Try it - Each entry below is to be reproduced exactly, though any pictures it holds must be omitted.

Stored data:
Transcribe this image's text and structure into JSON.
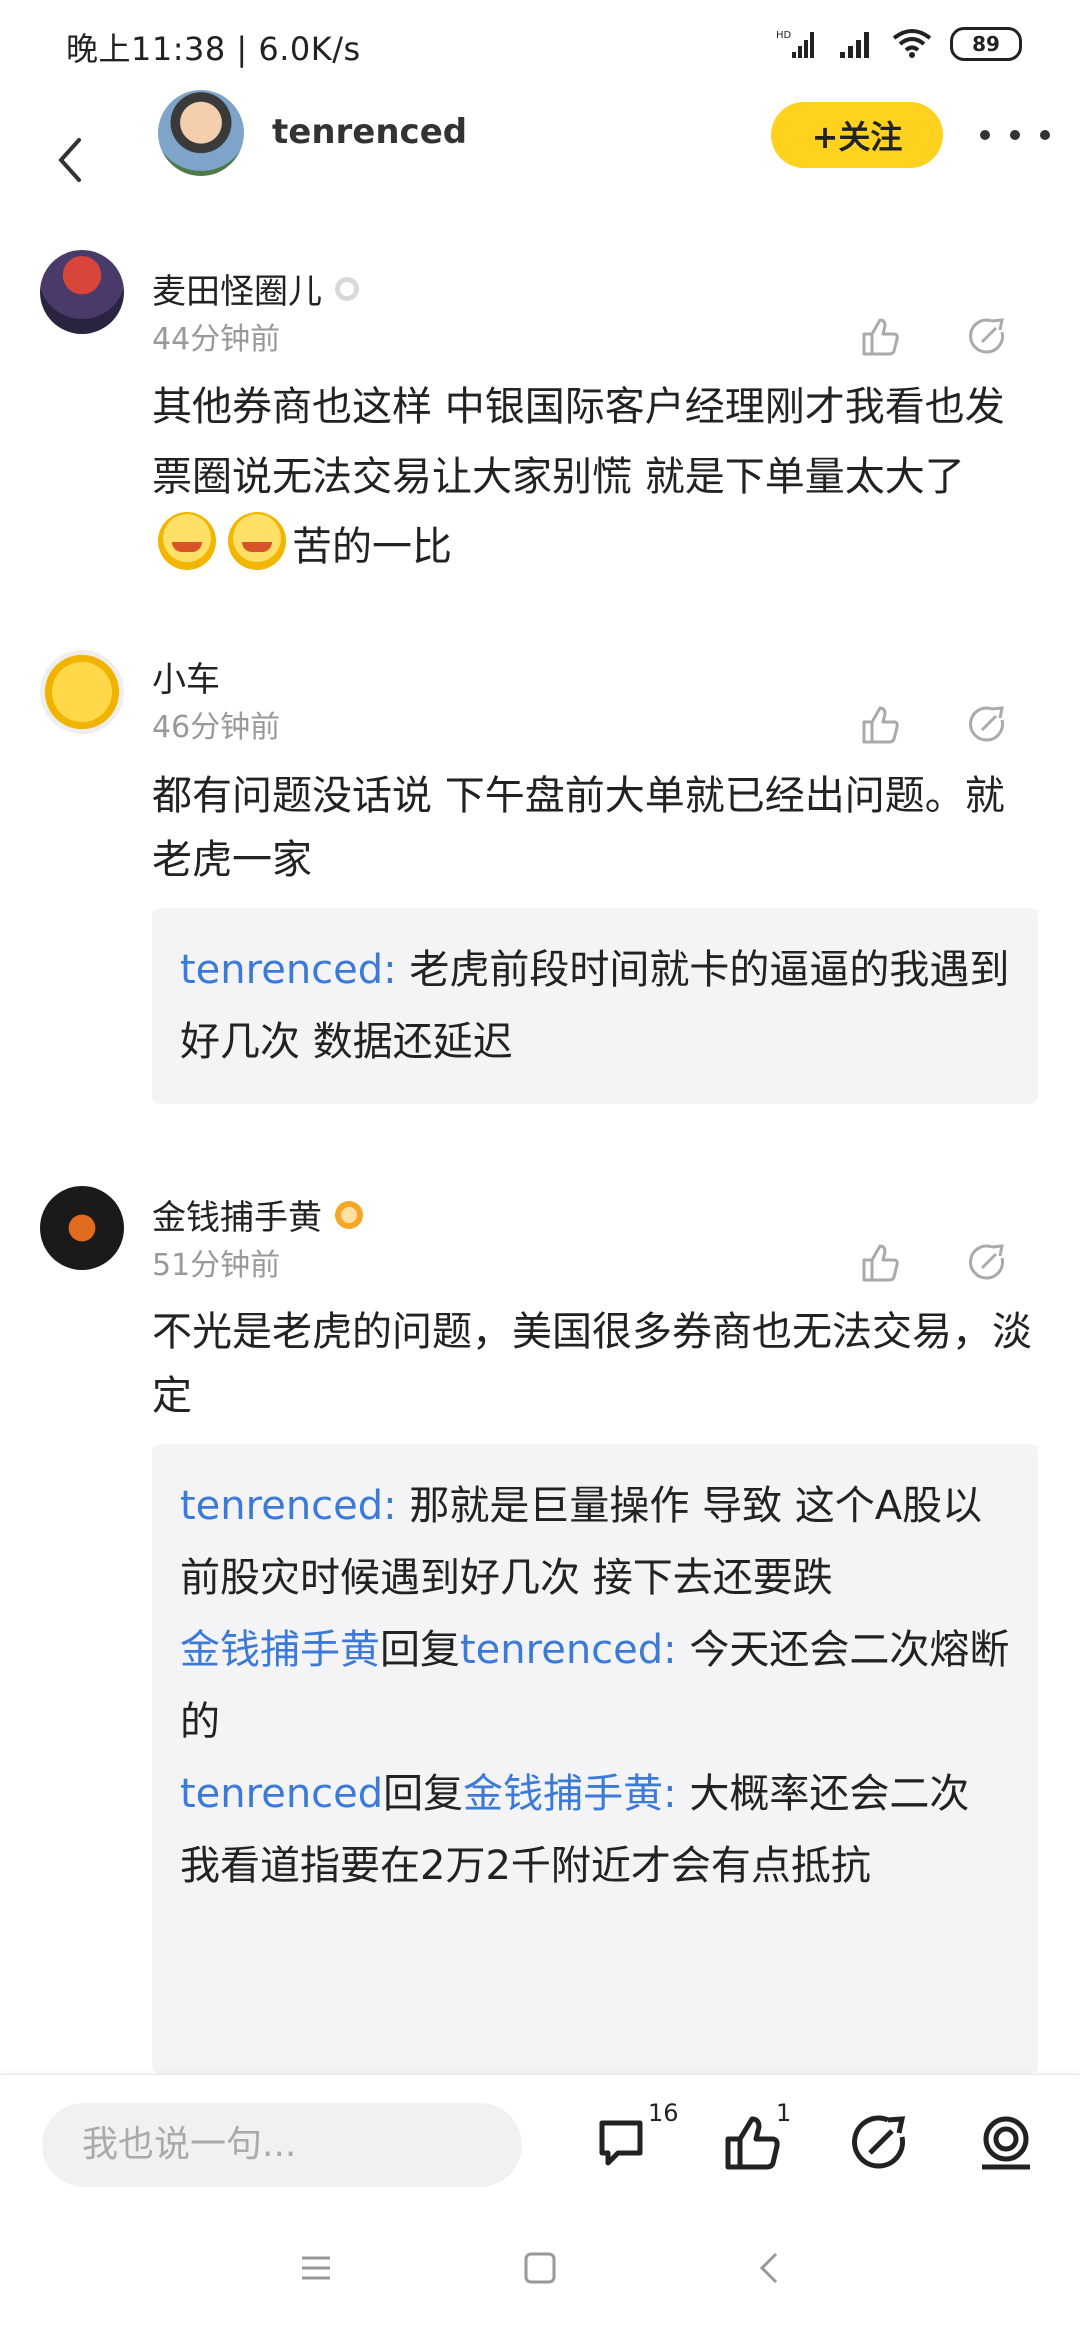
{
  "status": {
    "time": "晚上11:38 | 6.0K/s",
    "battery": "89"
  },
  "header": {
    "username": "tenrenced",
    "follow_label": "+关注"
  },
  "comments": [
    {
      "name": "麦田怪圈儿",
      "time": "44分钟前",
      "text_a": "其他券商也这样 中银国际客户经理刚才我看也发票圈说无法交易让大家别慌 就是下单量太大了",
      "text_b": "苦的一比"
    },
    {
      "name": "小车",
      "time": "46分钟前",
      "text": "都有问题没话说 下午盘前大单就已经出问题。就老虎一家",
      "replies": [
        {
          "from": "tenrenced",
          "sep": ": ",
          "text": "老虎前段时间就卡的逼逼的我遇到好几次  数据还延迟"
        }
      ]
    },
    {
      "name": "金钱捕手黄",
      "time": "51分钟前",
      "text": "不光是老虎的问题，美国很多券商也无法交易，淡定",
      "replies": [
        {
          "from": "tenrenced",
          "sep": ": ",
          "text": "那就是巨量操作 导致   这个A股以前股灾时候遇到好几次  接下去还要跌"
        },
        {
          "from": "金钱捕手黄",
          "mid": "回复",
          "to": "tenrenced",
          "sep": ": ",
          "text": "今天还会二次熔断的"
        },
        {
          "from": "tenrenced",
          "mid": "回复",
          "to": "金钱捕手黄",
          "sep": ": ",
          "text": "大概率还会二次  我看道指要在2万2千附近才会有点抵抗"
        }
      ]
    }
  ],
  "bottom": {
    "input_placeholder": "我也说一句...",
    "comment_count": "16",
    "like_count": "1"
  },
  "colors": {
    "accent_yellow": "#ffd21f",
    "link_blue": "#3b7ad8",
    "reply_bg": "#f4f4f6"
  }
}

Exercise answer -
Transcribe this image's text and structure into JSON.
{
  "status": {
    "time": "晚上11:38 | 6.0K/s",
    "battery": "89"
  },
  "header": {
    "username": "tenrenced",
    "follow_label": "+关注"
  },
  "comments": [
    {
      "name": "麦田怪圈儿",
      "time": "44分钟前",
      "text_a": "其他券商也这样 中银国际客户经理刚才我看也发票圈说无法交易让大家别慌 就是下单量太大了",
      "text_b": "苦的一比"
    },
    {
      "name": "小车",
      "time": "46分钟前",
      "text": "都有问题没话说 下午盘前大单就已经出问题。就老虎一家",
      "replies": [
        {
          "from": "tenrenced",
          "sep": ": ",
          "text": "老虎前段时间就卡的逼逼的我遇到好几次  数据还延迟"
        }
      ]
    },
    {
      "name": "金钱捕手黄",
      "time": "51分钟前",
      "text": "不光是老虎的问题，美国很多券商也无法交易，淡定",
      "replies": [
        {
          "from": "tenrenced",
          "sep": ": ",
          "text": "那就是巨量操作 导致   这个A股以前股灾时候遇到好几次  接下去还要跌"
        },
        {
          "from": "金钱捕手黄",
          "mid": "回复",
          "to": "tenrenced",
          "sep": ": ",
          "text": "今天还会二次熔断的"
        },
        {
          "from": "tenrenced",
          "mid": "回复",
          "to": "金钱捕手黄",
          "sep": ": ",
          "text": "大概率还会二次  我看道指要在2万2千附近才会有点抵抗"
        }
      ]
    }
  ],
  "bottom": {
    "input_placeholder": "我也说一句...",
    "comment_count": "16",
    "like_count": "1"
  },
  "colors": {
    "accent_yellow": "#ffd21f",
    "link_blue": "#3b7ad8",
    "reply_bg": "#f4f4f6"
  }
}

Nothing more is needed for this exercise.